So one of the things Big Sis and I talk about a lot (at least to each other when everyone else has tuned out) is the various forms that sugar takes and how much of it hides in unexpected places. Having eliminated most processed foods from our diet, the whole question of hidden sugar is not something I pay that much attention to anymore. And it is at that moment, isn’t it, when we realize our vulnerability.
I’ve mentioned (once or twice only, I’m sure) that my daughter is a pretty picky eater. We struggle to find foods that she enjoys that are also healthful and that I am willing to provide her with. Recently we discovered that she truly enjoys pickles. She is CRAZY for pickles. Now, she will try any pickle, but (no shocker here) she is particularly fond of bread and butter pickles. I know, I know. They are sweeter pickles, Little Sis, duh. Did you really think they didn’t have any sugar? No, I just didn’t check to see how MUCH sugar. Nor did I read the list of ingredients…. Shame on me. Buyer be-freaking-ware all the time. After I watched my daughter scooping handfuls of these pickles into her mouth, I became quite suspicious…. Turned the jar to read the label, and promptly put the lid back on the jar, moving it to the far end of the table. With just 8 of these delicious little pickle chips my sweetie pie had eaten the equivalent of half a snicker’s bar worth of sugar, or in this case, high fructose corn syrup. Swell. The real kicker was the discovery of Yellow 5 in the ingredient list. What’s that you say? Yellow 5? You mean the one on the Center for Science in the Public Interest’s list of foods everyone should avoid? Yes, that Yellow 5 (which is found in countless other processed foods, by the way). Super Swell.
So I put on my detective cap… Next trip to Wegman’s (where I purchased the relatively affordable and inedible in my home pickles) and discovered that in the “regular” food aisle they only carry their own bread and butter pickles. No choice. There are bread and butter pickles that use regular sugar in place of HFCS, and also those who use turmeric in place of Yellow 5 (all of this to keep the pickles from being bluish instead of creepy greenish). None of these options were available to me. Bummer. On my next trip, I remembered to look at pickles in the “natural foods” section – the weird store within a store that Wegman’s has (that I think is really annoying and confusing, but maybe that’s just me). In this section, Wegman’s offered it’s store brand organic bread and butter pickles which contain sugar (rather than HFCS), and were noticeably less creepy green because of the lack of Yellow 5, or any other coloring agent, in the jar. These pickles were significantly more expensive, and the sugar count (albeit a sugar I preferred) was still shockingly high. My children were with me for this investigation and I allowed them to bully me into buying these organic wonder pickles on the condition that we would also buy dills and they would give them a shot and that their bread and butter intake would be limited at my discretion with no complaining (yes, I had them sign a contract).

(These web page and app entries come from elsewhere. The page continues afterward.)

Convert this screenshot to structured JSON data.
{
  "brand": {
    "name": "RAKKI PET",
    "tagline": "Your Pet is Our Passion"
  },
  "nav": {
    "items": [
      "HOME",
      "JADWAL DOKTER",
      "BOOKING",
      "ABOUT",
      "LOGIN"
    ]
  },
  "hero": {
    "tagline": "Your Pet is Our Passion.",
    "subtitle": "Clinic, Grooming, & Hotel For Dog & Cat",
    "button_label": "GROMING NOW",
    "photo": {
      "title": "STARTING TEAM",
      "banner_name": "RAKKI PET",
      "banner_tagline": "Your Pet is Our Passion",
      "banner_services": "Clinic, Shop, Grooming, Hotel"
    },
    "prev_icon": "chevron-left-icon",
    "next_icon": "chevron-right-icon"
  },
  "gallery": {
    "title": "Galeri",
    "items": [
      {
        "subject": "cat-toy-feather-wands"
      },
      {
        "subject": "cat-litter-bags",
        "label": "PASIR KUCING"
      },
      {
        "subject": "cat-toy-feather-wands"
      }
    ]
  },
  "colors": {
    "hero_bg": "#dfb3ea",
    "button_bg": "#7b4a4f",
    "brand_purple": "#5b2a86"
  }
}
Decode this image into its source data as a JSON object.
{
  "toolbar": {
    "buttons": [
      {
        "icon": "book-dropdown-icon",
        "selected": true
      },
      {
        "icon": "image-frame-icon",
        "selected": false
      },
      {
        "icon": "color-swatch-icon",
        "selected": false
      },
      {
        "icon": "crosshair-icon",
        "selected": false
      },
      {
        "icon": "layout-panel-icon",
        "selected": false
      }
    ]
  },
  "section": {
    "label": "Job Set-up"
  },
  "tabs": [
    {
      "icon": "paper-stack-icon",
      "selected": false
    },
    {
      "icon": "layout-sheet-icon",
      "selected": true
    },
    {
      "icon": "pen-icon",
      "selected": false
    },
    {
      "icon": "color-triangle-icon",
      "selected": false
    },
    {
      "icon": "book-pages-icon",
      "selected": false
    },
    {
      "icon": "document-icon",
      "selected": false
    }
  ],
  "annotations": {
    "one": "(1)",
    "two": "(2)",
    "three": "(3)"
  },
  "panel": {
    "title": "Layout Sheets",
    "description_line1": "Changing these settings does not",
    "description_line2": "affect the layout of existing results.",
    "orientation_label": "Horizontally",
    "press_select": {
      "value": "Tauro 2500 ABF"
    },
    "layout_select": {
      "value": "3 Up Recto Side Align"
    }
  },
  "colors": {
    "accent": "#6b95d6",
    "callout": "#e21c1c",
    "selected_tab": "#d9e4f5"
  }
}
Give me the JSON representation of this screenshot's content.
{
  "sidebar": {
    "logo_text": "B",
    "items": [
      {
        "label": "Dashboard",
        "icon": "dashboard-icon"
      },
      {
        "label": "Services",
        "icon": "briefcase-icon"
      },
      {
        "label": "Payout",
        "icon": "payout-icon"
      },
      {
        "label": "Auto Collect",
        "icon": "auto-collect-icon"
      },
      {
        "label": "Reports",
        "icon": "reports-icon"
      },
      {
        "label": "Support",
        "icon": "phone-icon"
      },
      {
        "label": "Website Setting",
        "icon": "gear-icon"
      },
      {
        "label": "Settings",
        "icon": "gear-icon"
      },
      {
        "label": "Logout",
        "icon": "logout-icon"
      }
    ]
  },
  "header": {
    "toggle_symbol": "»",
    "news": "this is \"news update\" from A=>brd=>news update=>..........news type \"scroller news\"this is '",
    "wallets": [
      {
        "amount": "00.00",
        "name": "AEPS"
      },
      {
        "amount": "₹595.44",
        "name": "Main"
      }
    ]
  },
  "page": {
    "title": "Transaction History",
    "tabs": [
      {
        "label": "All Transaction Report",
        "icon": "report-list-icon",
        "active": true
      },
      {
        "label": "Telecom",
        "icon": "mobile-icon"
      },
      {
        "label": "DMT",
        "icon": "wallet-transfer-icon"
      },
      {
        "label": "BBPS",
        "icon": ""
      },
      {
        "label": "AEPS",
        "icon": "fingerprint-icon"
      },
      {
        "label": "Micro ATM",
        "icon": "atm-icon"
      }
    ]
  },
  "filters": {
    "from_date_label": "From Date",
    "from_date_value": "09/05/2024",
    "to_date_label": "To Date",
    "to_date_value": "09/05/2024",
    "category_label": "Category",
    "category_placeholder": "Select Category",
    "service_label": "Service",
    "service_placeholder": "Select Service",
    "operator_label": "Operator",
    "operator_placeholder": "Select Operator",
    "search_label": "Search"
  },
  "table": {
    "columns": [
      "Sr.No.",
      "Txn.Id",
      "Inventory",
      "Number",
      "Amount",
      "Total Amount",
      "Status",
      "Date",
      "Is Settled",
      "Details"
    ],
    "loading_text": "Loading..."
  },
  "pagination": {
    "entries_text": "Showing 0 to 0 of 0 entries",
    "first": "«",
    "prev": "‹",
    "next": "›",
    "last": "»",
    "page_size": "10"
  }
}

I was kind of stunned by this whole thing, which may be silly. It reminded me of a few simple rules that I tend to get lazy about since I make most of my own food.

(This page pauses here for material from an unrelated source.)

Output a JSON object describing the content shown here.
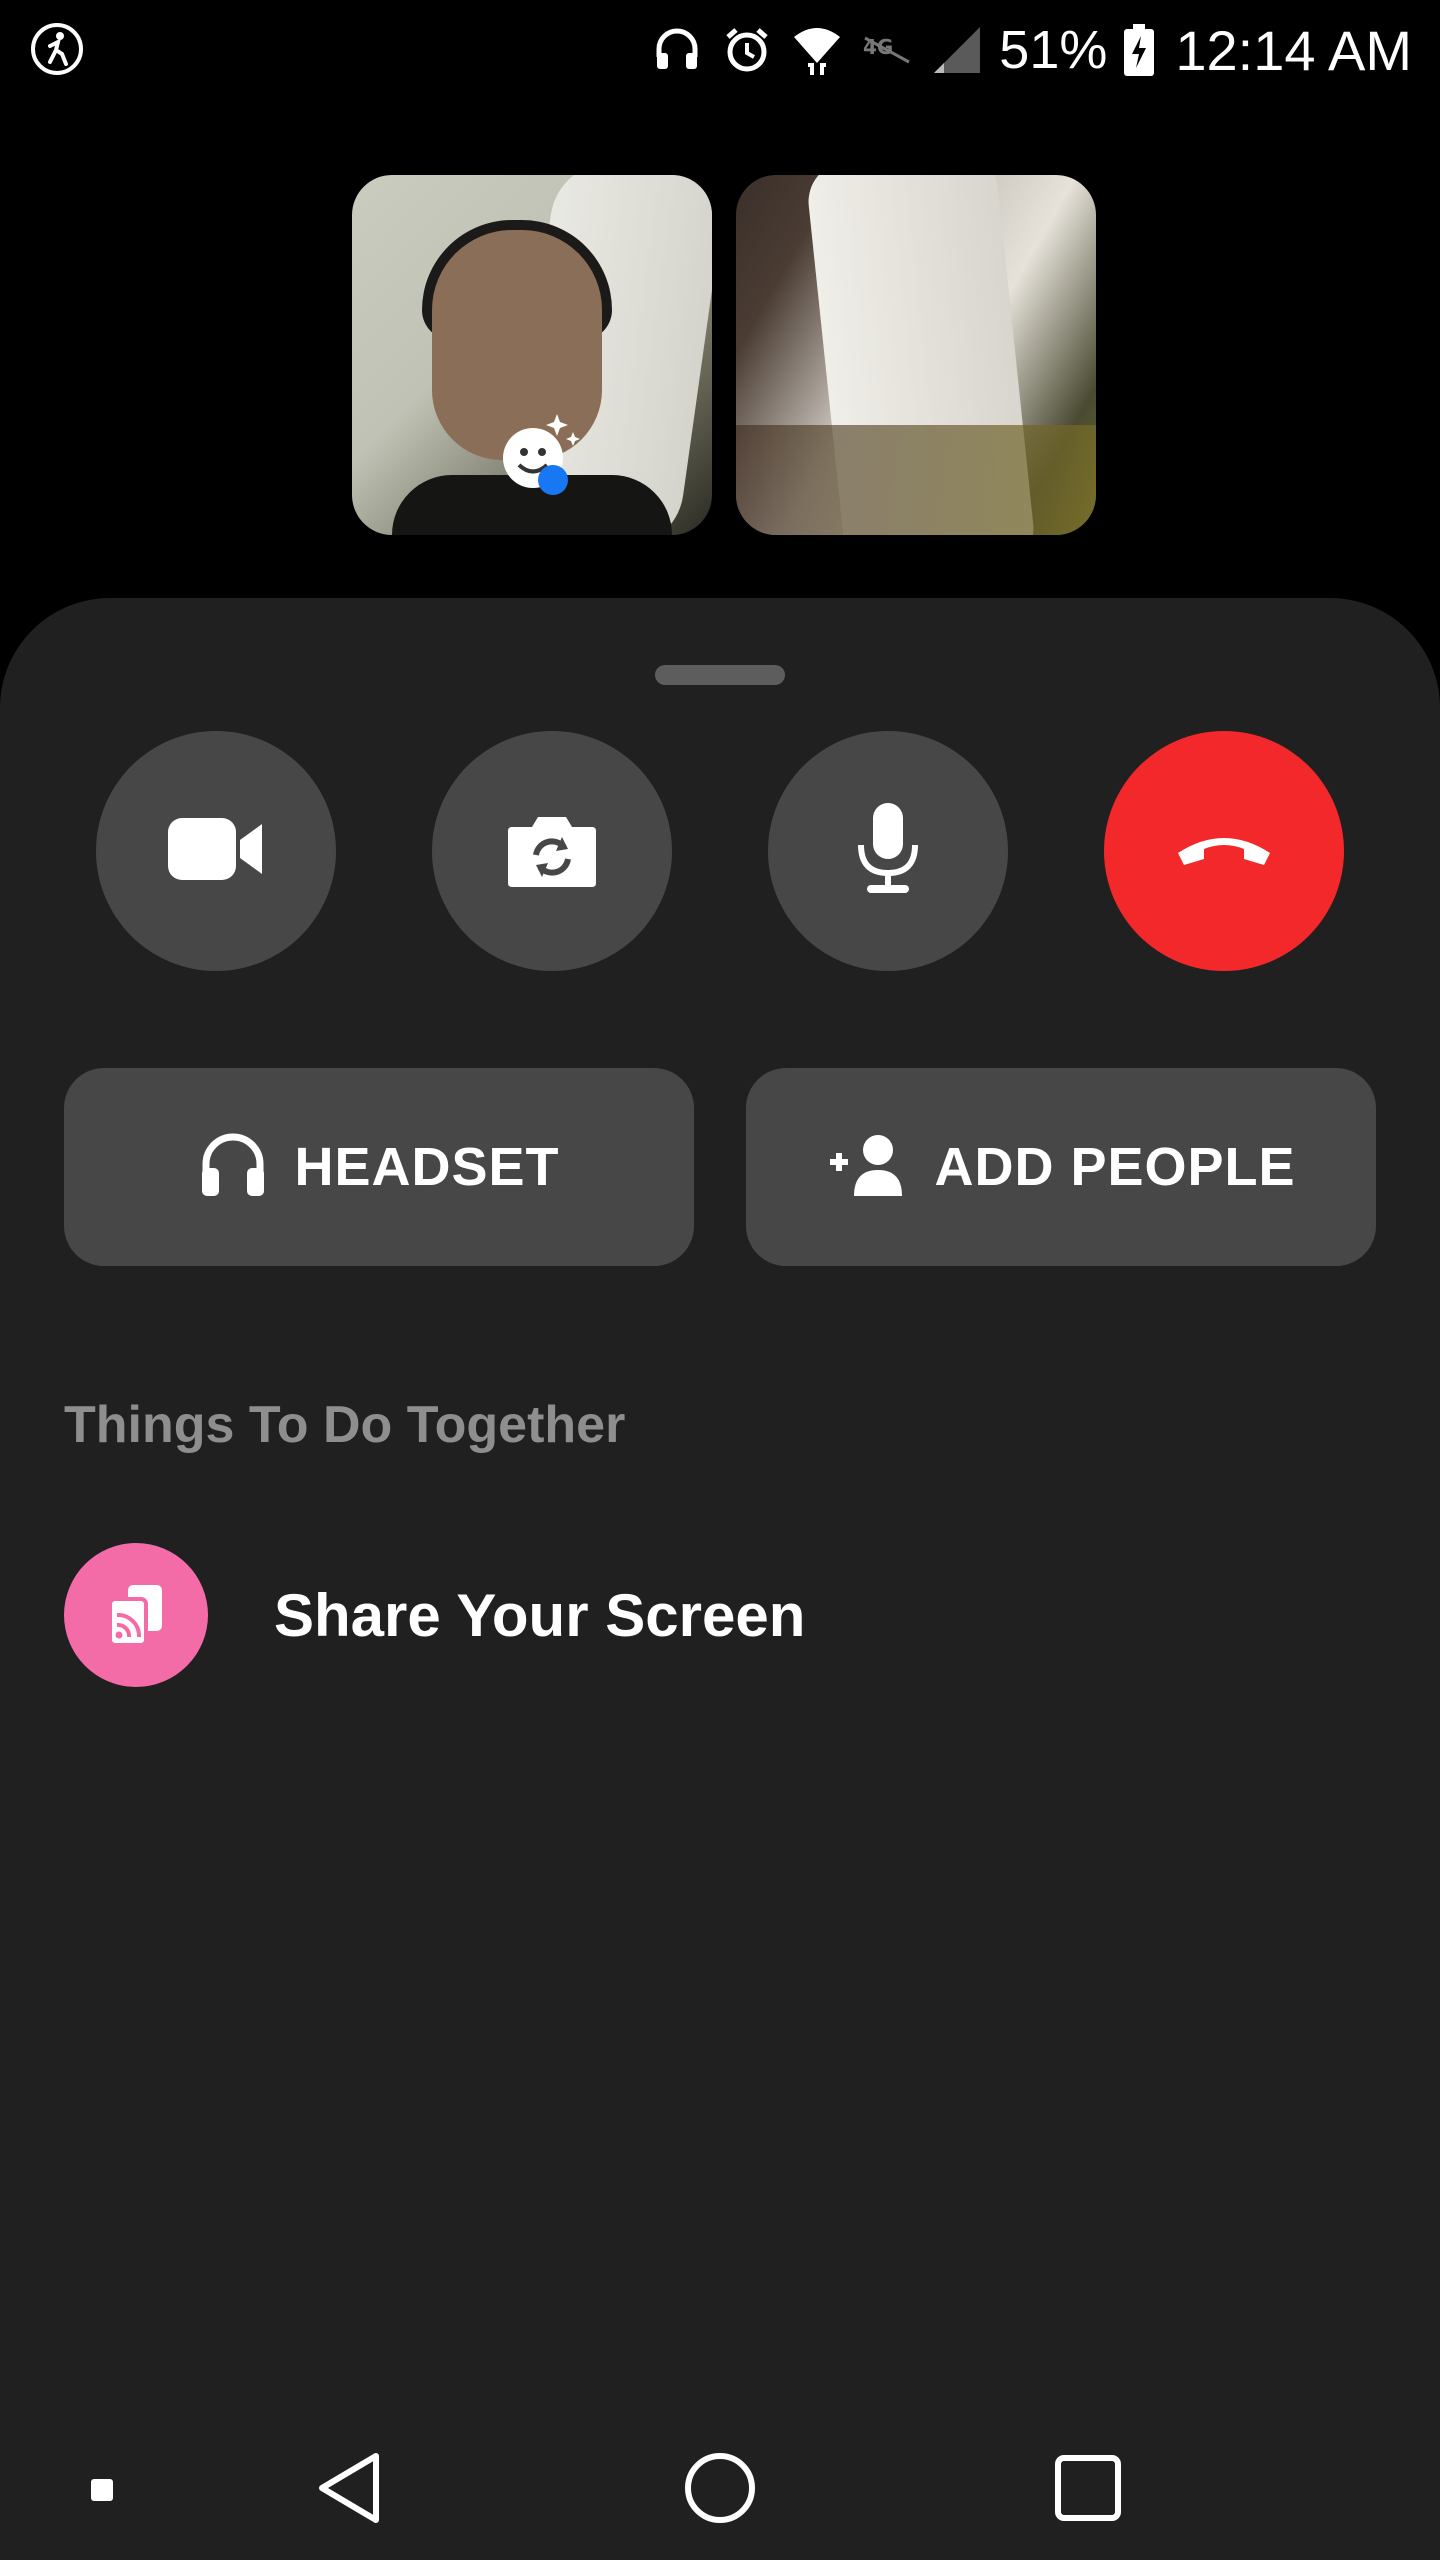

1) Most food manufacturers produce the food that profits them the most. Period. That means high fructose corn syrup and toxic dye so the pickles don’t look blue.

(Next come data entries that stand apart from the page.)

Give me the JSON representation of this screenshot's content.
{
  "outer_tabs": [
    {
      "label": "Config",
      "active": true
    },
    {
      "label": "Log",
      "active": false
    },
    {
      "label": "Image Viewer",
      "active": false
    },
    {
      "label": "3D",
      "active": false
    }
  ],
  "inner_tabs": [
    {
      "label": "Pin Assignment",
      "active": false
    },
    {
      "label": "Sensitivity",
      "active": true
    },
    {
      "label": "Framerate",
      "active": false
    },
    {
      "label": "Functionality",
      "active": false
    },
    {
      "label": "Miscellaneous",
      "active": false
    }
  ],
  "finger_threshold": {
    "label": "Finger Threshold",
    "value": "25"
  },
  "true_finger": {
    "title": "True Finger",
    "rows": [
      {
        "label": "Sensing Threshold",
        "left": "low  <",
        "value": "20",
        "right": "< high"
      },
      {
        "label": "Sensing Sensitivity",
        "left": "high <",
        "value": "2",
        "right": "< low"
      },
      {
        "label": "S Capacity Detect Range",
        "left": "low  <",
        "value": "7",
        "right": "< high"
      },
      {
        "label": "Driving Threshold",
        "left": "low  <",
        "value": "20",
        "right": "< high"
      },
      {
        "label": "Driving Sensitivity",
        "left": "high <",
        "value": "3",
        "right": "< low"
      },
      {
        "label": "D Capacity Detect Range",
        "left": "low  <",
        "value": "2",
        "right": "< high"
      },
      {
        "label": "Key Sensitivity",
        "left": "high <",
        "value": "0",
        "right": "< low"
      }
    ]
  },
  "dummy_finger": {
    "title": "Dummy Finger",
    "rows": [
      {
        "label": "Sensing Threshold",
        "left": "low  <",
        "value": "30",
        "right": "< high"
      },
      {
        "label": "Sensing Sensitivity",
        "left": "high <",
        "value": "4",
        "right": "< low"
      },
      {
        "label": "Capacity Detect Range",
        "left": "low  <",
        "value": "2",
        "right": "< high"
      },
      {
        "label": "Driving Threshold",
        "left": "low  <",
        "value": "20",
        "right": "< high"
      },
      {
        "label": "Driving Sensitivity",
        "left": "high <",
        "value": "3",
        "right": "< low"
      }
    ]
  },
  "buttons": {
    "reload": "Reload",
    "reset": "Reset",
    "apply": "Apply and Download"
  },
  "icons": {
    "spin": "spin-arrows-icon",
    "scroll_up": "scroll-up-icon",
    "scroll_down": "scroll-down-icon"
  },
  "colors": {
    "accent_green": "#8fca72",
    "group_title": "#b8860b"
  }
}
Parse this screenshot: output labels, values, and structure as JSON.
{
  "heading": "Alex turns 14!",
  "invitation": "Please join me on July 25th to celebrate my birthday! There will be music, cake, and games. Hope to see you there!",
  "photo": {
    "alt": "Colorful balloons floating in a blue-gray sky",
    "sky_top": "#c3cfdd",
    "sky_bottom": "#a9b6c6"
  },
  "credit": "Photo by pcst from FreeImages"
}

2) With processed foods if it doesn’t taste sweet or salty, it only has some sugars and salts; if it does taste sweet or salty, it has an enormous amount of sugars and or salts.
3) There are prices that are too high when it comes to getting a vegetable into picky daughter’s (or anyone else’s) belly. Yellow 5 and HFCS are on that list for me.
4) While Wegman’s has gone to great lengths to label their store brand foods as being gluten-free, vegan, food allergy problem, whatever when appropriate (and I applaud them for this, really) none of these things mean a food is good for you. Potato chips should be the big tip-off. What? They’re vegan, right? I bought them the fancy grocery store – they must be good for you….
5) More often than not, the processed food that I’m buying (with guilt and trepidation) is only a shadowy substitute for a real food that I could make in my own kitchen without an enormous amount of time or energy expended.
On that note, I am taking up the great pickle research project. I have canned pickles before and frankly, I wasn’t thrilled with the result. I will look for recipes for this again, but will only undertake that task if my cucumber plants go INSANE. Instead, I believe I will opt for fresh pickles. I’ve found a few recipes, but most of them go something like this: cucumbers, onions, salt, celery seed, white vinegar, and sugar. Dissolve dry into wet, pour over veggies. Let sit overnight in fridge – done. But will they last? Doesn’t matter over here. What about the sugar? See that’s the beauty of doing it at home; I can cut it and then reduce it more over time to fool the little stinker into liking them that way. What if they’re blue? Frankly my dear…..